At low tide it’s possible to walk the Bar Island Land Bridge to a tiny portion of the national park on Bar Island. During the summer, a passenger ferry runs between Bar Harbor and Winter Harbor and the park’s Schoodic Peninsula. Located near the Village Green in Bar Harbor, the Smithsonian-affiliated Abbe Museum is dedicated to the Wabanaki Alliance of Native American tribes that once lived along the Maine coast. Bar Harbor’s other great collection is the Dorr Museum of Natural History at the College of the Atlantic with its displays of Maine wildlife and touch pools of live sea creatures.

Many of the park’s major features are within easy reach of Bar Harbor, including Hulls Cove Visitor Center, the start of Acadia’s scenic Park Loop Road, a sinuous 27-mile route that includes a steep drive to the top of Cadillac Mountain. One can also hike from town (via several trails) to the 1,530-foot summit for a view that takes in much of the park and nearby islands. Located just south of town, the park’s Sieur de Monts area features the Wild Gardens of Acadia, the park’s Nature Center, and an older branch of the Abbe Museum.
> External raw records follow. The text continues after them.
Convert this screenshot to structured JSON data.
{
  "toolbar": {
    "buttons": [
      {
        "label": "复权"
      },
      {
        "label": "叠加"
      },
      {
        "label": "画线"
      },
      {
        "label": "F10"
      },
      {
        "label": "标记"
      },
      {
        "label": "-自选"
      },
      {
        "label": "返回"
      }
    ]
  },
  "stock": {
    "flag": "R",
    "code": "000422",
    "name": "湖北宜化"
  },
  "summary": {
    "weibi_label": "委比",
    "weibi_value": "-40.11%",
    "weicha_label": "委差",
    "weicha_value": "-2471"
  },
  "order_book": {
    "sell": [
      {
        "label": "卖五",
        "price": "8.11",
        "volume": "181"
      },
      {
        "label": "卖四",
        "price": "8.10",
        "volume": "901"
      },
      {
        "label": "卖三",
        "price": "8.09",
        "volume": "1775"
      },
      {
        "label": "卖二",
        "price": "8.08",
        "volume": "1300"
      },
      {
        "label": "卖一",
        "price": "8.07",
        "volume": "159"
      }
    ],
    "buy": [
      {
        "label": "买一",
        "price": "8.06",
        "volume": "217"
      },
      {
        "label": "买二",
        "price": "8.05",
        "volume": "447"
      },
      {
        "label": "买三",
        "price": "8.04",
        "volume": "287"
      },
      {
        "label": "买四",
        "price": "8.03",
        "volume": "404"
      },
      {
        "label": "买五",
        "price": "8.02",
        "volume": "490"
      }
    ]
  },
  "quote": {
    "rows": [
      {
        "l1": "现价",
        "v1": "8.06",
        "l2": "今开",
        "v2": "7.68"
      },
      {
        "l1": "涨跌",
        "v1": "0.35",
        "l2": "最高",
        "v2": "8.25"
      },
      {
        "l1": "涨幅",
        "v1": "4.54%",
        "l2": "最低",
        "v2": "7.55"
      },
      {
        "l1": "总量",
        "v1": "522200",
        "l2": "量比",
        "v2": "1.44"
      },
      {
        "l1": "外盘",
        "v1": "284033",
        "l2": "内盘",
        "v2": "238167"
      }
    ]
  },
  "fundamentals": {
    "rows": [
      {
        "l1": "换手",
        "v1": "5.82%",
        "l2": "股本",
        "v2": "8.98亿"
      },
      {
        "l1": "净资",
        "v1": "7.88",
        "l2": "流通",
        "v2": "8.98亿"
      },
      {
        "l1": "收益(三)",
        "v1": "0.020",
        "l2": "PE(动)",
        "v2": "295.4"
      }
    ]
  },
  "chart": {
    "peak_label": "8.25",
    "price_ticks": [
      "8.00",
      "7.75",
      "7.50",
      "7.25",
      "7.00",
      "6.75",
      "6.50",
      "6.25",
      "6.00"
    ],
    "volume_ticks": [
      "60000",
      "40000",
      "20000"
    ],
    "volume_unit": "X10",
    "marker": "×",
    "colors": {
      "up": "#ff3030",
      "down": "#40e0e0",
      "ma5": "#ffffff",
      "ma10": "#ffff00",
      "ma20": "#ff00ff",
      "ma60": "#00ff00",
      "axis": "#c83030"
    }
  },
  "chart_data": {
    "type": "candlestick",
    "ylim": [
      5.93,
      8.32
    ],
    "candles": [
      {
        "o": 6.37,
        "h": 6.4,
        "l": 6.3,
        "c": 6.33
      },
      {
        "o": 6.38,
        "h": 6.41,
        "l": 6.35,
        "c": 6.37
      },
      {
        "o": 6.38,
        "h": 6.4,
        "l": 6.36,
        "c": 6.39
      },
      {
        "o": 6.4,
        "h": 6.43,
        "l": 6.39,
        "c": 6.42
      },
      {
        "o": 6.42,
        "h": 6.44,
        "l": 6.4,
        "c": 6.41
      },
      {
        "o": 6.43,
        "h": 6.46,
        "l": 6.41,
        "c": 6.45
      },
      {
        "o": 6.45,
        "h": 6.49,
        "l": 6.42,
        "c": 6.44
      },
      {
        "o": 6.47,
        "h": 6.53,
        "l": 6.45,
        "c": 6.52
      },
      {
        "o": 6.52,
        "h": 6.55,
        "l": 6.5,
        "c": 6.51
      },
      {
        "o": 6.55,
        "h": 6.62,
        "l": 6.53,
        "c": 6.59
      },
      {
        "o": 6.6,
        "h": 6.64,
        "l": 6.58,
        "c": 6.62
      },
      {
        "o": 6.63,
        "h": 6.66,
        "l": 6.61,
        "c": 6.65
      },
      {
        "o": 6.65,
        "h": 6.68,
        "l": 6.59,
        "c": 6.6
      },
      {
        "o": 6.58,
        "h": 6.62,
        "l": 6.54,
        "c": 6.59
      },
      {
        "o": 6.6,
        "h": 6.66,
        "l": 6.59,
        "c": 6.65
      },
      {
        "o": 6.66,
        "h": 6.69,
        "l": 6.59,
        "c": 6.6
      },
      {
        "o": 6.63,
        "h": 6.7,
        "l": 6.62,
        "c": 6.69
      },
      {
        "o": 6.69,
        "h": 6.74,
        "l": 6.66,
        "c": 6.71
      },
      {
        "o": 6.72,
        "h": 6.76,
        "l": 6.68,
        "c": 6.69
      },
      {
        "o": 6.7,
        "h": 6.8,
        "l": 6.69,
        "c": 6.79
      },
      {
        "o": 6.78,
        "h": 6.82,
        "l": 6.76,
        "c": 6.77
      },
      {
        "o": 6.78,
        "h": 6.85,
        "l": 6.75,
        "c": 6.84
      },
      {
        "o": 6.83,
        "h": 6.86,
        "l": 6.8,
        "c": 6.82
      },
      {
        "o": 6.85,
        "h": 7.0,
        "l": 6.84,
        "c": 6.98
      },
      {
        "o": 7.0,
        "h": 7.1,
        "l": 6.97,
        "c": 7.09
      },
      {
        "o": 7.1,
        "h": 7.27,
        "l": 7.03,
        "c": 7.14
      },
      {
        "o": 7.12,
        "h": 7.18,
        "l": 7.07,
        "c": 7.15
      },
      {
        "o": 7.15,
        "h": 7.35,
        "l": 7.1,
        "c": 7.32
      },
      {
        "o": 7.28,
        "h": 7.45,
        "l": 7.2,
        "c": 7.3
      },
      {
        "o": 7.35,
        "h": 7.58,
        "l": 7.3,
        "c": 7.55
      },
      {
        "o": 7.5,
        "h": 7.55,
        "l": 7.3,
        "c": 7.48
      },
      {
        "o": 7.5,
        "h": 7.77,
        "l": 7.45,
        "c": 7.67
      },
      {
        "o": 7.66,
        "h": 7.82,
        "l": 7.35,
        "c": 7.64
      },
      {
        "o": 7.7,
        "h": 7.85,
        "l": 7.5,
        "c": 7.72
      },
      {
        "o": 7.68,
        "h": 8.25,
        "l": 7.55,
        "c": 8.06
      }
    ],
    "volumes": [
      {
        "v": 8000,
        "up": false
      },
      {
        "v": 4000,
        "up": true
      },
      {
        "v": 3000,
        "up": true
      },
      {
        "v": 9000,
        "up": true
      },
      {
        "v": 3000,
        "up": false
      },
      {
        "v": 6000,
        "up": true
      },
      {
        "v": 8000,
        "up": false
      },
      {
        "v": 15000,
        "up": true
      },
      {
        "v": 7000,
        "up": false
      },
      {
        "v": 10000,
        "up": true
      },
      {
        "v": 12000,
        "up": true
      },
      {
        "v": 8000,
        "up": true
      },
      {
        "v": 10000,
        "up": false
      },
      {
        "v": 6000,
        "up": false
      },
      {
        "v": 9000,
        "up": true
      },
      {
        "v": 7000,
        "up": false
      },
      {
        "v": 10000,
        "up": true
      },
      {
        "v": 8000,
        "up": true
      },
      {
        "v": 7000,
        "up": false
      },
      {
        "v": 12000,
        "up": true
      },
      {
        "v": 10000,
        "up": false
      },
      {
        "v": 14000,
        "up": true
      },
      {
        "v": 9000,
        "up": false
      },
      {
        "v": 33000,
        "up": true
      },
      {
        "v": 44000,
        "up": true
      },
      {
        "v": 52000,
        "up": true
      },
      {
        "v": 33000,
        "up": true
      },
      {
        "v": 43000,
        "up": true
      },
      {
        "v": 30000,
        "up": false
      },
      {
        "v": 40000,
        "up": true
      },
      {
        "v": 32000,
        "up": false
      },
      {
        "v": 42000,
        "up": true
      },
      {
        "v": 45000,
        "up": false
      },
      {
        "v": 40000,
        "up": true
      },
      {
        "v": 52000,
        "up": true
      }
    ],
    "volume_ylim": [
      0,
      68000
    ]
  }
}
After looping around Cadillac Mountain, the one-way Loop Road reaches the coast at Sand Beach. Protected by the Great Head peninsula, this is probably the best place in the park to take a dip in the ocean. The 4.7-mile stretch between Sand Beach and Hunters Head is Acadia at its best: a rugged, rock-strewn shore carved by wind and water over millions of years. The rush of water through Thunder Hole—and the roar it makes—epitomizes the forces that shaped the Acadia coast.

Loop Road curls inland to Jordan Pond and Eagle Lake, navigable by kayak, canoe, and low-horsepower motorboat. The lake area is laced with hiking trails and crushed-stone carriage roads, which were funded by John D. Rockefeller, Jr., between 1914 and 1940. Most of the park’s carriage roads are open to foot, bike, and horse traffic.

Much less visited than the heart of the park, the area west of Somes Sound features trails along the shore of Long Pond (1 mile) and up Bernard Mountain (3.2 miles). Down along the coast are Ship Harbor Nature Trail (1.3-mile return) and the clifftop Bass Harbor Head Lighthouse.

Reaching the park’s Isle au Haut unit requires passage on two ferries, from mainland Stonington to Town Landing (year-round) and then onward to Duck Harbor (summer only), where trails lead to secluded coves and dramatic sea cliffs. During summer, ranger-led boat tours journey to far-off Baker Island with its pioneer homes and graveyard, 1855 lighthouse, and cluster of huge natural granite slabs dubbed the “dance floor.”

For another blast from the past, hop across the bridge to Trenton village and the Great Maine Lumberjack Show, an homage to the timber industry that once dominated much of the state. The show includes log rolling, chainsaw carving, pole climbing, and other woodsy sports. Just up the road, Scenic Flights of Acadia offers aerial views of the national park, with tours that vary from 15 minutes to a couple of hours. Trenton is also home to many “lobster pound” restaurants and the national park’s seasonal Thompson Island Information Center (May to October).

A version of this article originally appeared in the National Geographic book 100 Parks, 5000 Ideas.